In the future, we will be utilizing the new and newly rebuilt development systems to full capacity, producing new and updated products for a multitude of different platforms, including (primarily) iOS, Windows, and Mac OS X.  Our new web sites will (also) be announced here as they are published, and we have plans to begin publishing game reviews for both Indie and AAA titles.

Please be sure to subscribe to our feed.  Thanks!

Where the Macgic Happens

A cozy Mac OS X and iOS development corner

I thought I should give readers a little glimpse behind the curtain here at Digital Gamecraft, so here is a picture of my personal Apple technology desk on one of those unusual days during which a full complement of devices have gathered.  Usually, most of the mobile devices live in other places, but they occasionally come together for an ultra-local technology conference.  (In this case, they were all anxiously anticipating new provisioning profiles after the previous batch had expired.)
This desk in the corner of the office is used for the bulk of primary development and debugging for Mac OS X and iOS products.

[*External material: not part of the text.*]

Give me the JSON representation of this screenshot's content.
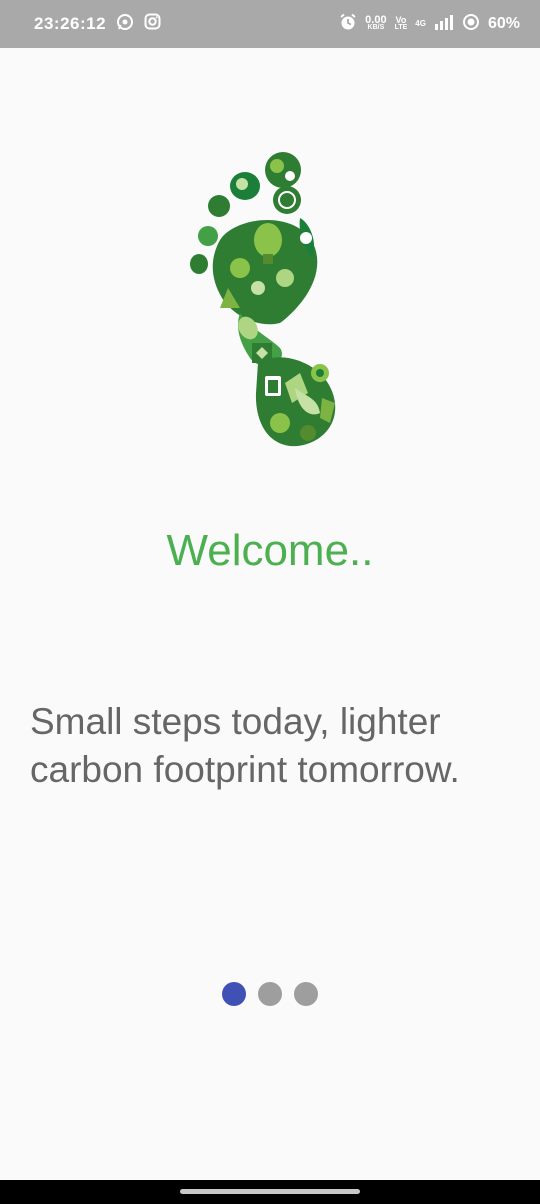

Here you see a simple key to the components of this image.  First, the parts labeled in red are the development components:

  1. MacBook Pro (“late 2007”), 17-inch 2.4GHz, running Mac OS X 10.4 (Tiger) through Mac OS X 10.7 (Lion), and soon the developer preview of 10.8 (Mountain Lion), with the help of an external FireWire hard drive, mostly hidden from view by the next item.
  2. iPad (original) 16G running iOS 3.2, the minimum iPad platform supported by our products.
  3. iPod touch (2nd generation) 8G, running iOS 4.2.1, sans (unsupported) multitasking.
  4. iPhone 4 with 32G, running iOS 4.2.6, with multitasking, GPS, camera, and (most importantly) a Retina display.
  5. iPad 2 (Wi-Fi + 3G) with 64G, running iOS 4.3.5, named “Rabbit”.
  6. Mac Mini PPC running Mac OS X 10.4 (Tiger), the minimum Mac OS X platform supported by our software.
  7. Mag Innovision widescreen monitor with dual inputs, running natively at 1680 x 1050, acting as an external display for both Mac systems.
  8. Microsoft Mouse attached via Apple keyboard.  After a year of trying to keep this desk Apple-only, I had to surrender to the fact that Microsoft is just far better at making mouses.
  9. Herman Miller Aeron chair, brand new, also known as my horizontal trans-workstation transport device (for quickly moving between this workspace and my Windows workspace).  After breaking chairs every 2-3 years, the 12-year warranty actually made this purchase seem much more reasonable.

The components labeled in green in the key are fundamental to productivity, though not directly part of the development process:

  1. Head, the head head.  Head is responsible for employee morale, and keeping his minions in line.  (“I am so important that my minions have minions.”)
  2. Minions.  These (4) heads each have individual names, and they keep things lively by moving around the desk, often at night, very unlike their larger relatives.  You’ve heard of “talking heads”?  These are not those.
  3. Pioneer stereo receiver, practically an antique, from the days where radio was broadcast through the air.  This magic box plays news from NPR as well as classic rock and blues (and, previously, jazz), and special shows are regularly recorded digitally for later/repeat listening.  [Not shown: separate cassette player/recorder and turntable components.]

That is a small look at one corner of my office, which serves as an important piece of our development effort.  With this range of equipment, we can develop and test products for the last 4 major versions of Mac OS X, on both Intel and PPC hardware, as well as on versions of iOS since the iPad was introduced, with at least one device with each technology.  (Of course, things change again on Friday with the availability of “The new iPad” and its large 2048×1536 Retina display.)

Note that the view just to the left of this picture is out a window into a small courtyard where birds and squirrels (black, brown, and red), as well as our cats, frolic during the day.  At night, you can hear the raccoons and opossums wandering through and, alas, smell the occasional skunk.

Perhaps, if you are all good girls and boys, I may later show you the desk at which I am currently writing this…